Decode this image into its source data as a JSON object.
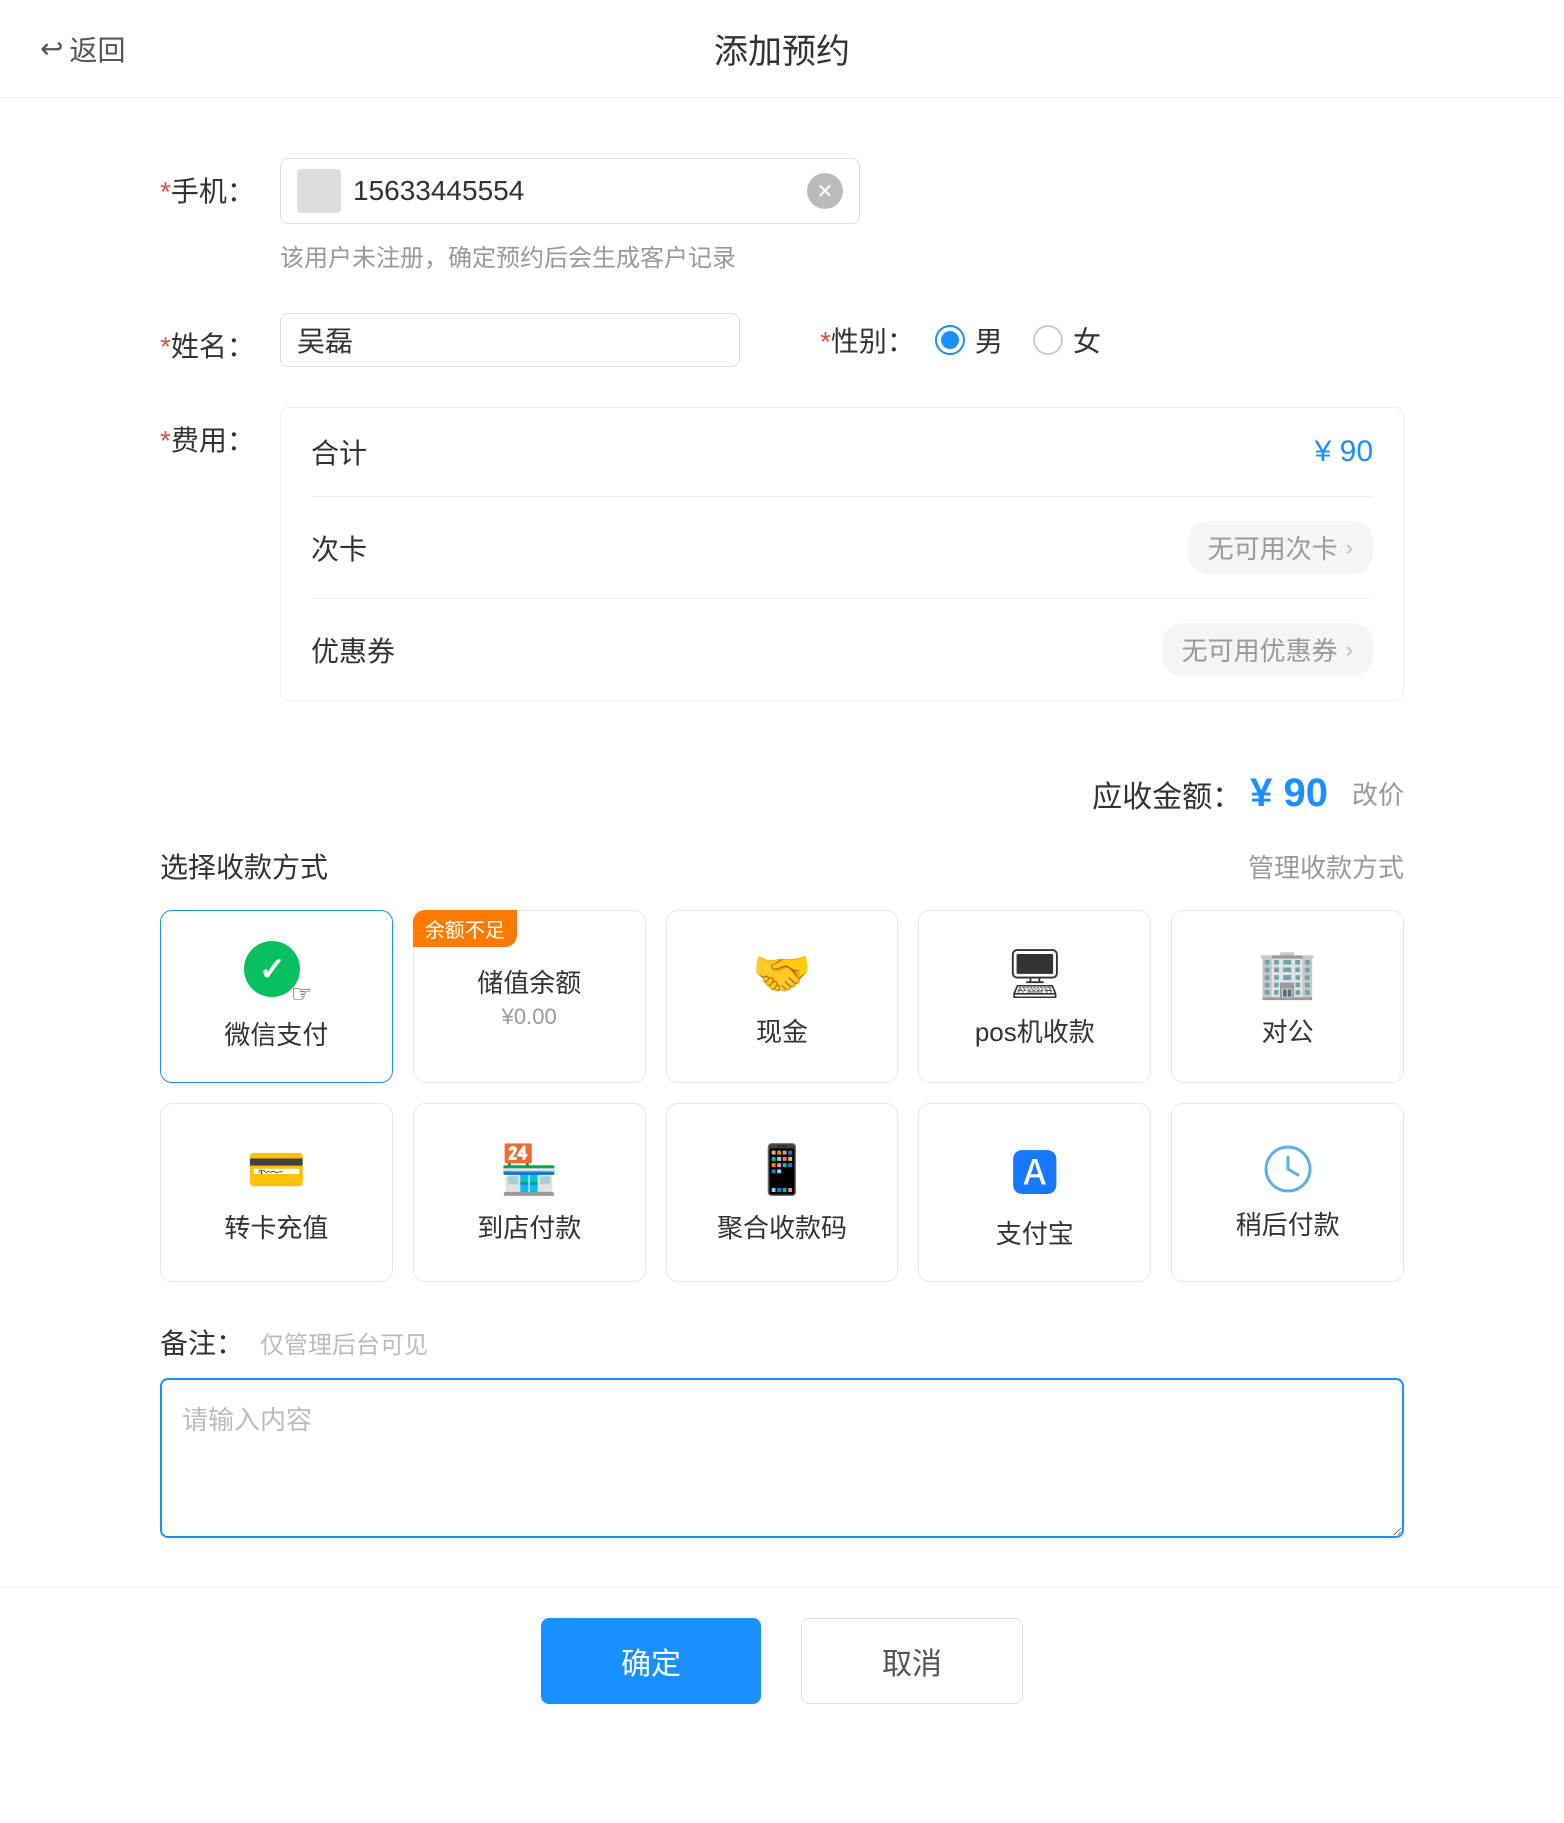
{
  "header": {
    "back_label": "返回",
    "title": "添加预约"
  },
  "form": {
    "phone_label": "手机：",
    "phone_required": "*",
    "phone_value": "15633445554",
    "phone_hint": "该用户未注册，确定预约后会生成客户记录",
    "name_label": "姓名：",
    "name_required": "*",
    "name_value": "吴磊",
    "gender_label": "*性别：",
    "gender_male": "男",
    "gender_female": "女",
    "gender_selected": "male",
    "fee_label": "费用：",
    "fee_required": "*",
    "fee_total_label": "合计",
    "fee_total_amount": "¥ 90",
    "fee_card_label": "次卡",
    "fee_card_value": "无可用次卡",
    "fee_coupon_label": "优惠券",
    "fee_coupon_value": "无可用优惠券",
    "receivable_label": "应收金额：",
    "receivable_amount": "¥ 90",
    "change_price_label": "改价"
  },
  "payment": {
    "title": "选择收款方式",
    "manage_label": "管理收款方式",
    "methods": [
      {
        "id": "wechat",
        "label": "微信支付",
        "icon_type": "wechat",
        "selected": true,
        "badge": null
      },
      {
        "id": "balance",
        "label": "储值余额\n¥0.00",
        "label_main": "储值余额",
        "label_sub": "¥0.00",
        "icon_type": "balance",
        "selected": false,
        "badge": "余额不足"
      },
      {
        "id": "cash",
        "label": "现金",
        "icon_type": "cash",
        "selected": false,
        "badge": null
      },
      {
        "id": "pos",
        "label": "pos机收款",
        "icon_type": "pos",
        "selected": false,
        "badge": null
      },
      {
        "id": "corporate",
        "label": "对公",
        "icon_type": "corporate",
        "selected": false,
        "badge": null
      },
      {
        "id": "transfer",
        "label": "转卡充值",
        "icon_type": "transfer",
        "selected": false,
        "badge": null
      },
      {
        "id": "instore",
        "label": "到店付款",
        "icon_type": "instore",
        "selected": false,
        "badge": null
      },
      {
        "id": "aggregate",
        "label": "聚合收款码",
        "icon_type": "aggregate",
        "selected": false,
        "badge": null
      },
      {
        "id": "alipay",
        "label": "支付宝",
        "icon_type": "alipay",
        "selected": false,
        "badge": null
      },
      {
        "id": "later",
        "label": "稍后付款",
        "icon_type": "later",
        "selected": false,
        "badge": null
      }
    ]
  },
  "remark": {
    "label": "备注：",
    "hint": "仅管理后台可见",
    "placeholder": "请输入内容"
  },
  "buttons": {
    "confirm": "确定",
    "cancel": "取消"
  }
}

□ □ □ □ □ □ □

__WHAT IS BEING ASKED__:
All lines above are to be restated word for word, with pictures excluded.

__OUTPUT OF THE TASK__:
Decode this image into its source data as a JSON object.
{
  "header": {
    "back_label": "返回",
    "title": "添加预约"
  },
  "form": {
    "phone_label": "手机：",
    "phone_required": "*",
    "phone_value": "15633445554",
    "phone_hint": "该用户未注册，确定预约后会生成客户记录",
    "name_label": "姓名：",
    "name_required": "*",
    "name_value": "吴磊",
    "gender_label": "*性别：",
    "gender_male": "男",
    "gender_female": "女",
    "gender_selected": "male",
    "fee_label": "费用：",
    "fee_required": "*",
    "fee_total_label": "合计",
    "fee_total_amount": "¥ 90",
    "fee_card_label": "次卡",
    "fee_card_value": "无可用次卡",
    "fee_coupon_label": "优惠券",
    "fee_coupon_value": "无可用优惠券",
    "receivable_label": "应收金额：",
    "receivable_amount": "¥ 90",
    "change_price_label": "改价"
  },
  "payment": {
    "title": "选择收款方式",
    "manage_label": "管理收款方式",
    "methods": [
      {
        "id": "wechat",
        "label": "微信支付",
        "icon_type": "wechat",
        "selected": true,
        "badge": null
      },
      {
        "id": "balance",
        "label": "储值余额\n¥0.00",
        "label_main": "储值余额",
        "label_sub": "¥0.00",
        "icon_type": "balance",
        "selected": false,
        "badge": "余额不足"
      },
      {
        "id": "cash",
        "label": "现金",
        "icon_type": "cash",
        "selected": false,
        "badge": null
      },
      {
        "id": "pos",
        "label": "pos机收款",
        "icon_type": "pos",
        "selected": false,
        "badge": null
      },
      {
        "id": "corporate",
        "label": "对公",
        "icon_type": "corporate",
        "selected": false,
        "badge": null
      },
      {
        "id": "transfer",
        "label": "转卡充值",
        "icon_type": "transfer",
        "selected": false,
        "badge": null
      },
      {
        "id": "instore",
        "label": "到店付款",
        "icon_type": "instore",
        "selected": false,
        "badge": null
      },
      {
        "id": "aggregate",
        "label": "聚合收款码",
        "icon_type": "aggregate",
        "selected": false,
        "badge": null
      },
      {
        "id": "alipay",
        "label": "支付宝",
        "icon_type": "alipay",
        "selected": false,
        "badge": null
      },
      {
        "id": "later",
        "label": "稍后付款",
        "icon_type": "later",
        "selected": false,
        "badge": null
      }
    ]
  },
  "remark": {
    "label": "备注：",
    "hint": "仅管理后台可见",
    "placeholder": "请输入内容"
  },
  "buttons": {
    "confirm": "确定",
    "cancel": "取消"
  }
}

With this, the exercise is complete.